= Beginning of Section =

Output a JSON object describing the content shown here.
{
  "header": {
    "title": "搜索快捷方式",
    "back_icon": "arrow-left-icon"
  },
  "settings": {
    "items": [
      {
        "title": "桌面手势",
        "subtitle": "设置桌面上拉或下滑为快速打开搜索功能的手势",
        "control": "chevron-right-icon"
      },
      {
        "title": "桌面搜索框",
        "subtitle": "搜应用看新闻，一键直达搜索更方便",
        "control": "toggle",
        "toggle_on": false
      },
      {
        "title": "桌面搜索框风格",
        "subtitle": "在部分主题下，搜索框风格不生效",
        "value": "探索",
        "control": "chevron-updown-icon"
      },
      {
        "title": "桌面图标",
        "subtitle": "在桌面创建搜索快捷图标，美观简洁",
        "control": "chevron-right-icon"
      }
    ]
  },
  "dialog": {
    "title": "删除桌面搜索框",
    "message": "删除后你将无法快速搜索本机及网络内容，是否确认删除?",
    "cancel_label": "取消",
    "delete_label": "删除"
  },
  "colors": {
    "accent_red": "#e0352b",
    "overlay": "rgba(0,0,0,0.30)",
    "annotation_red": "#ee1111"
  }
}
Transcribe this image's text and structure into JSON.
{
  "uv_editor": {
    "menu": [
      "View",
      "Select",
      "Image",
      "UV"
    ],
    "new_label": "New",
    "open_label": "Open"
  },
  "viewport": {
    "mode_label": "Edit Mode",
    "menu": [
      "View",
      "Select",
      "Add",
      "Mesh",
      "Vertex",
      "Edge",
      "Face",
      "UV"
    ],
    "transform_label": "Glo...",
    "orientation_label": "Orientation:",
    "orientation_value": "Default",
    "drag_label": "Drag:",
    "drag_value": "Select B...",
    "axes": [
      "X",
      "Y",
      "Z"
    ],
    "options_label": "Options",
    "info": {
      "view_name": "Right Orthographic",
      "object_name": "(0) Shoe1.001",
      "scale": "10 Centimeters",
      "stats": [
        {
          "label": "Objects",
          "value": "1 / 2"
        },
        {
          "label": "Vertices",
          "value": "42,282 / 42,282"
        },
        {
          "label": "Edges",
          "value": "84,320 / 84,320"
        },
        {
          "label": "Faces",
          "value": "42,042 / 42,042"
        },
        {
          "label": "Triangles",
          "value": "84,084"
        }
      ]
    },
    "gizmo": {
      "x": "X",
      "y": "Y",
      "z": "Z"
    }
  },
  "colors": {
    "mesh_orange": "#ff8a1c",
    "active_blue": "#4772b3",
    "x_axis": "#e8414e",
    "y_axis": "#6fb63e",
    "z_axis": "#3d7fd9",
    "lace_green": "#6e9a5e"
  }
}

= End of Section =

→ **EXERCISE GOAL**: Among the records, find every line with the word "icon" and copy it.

→ **SOLUTION FOR THIS PROBLEM**:
    "back_icon": "arrow-left-icon"
        "control": "chevron-right-icon"
        "control": "chevron-updown-icon"
        "control": "chevron-right-icon"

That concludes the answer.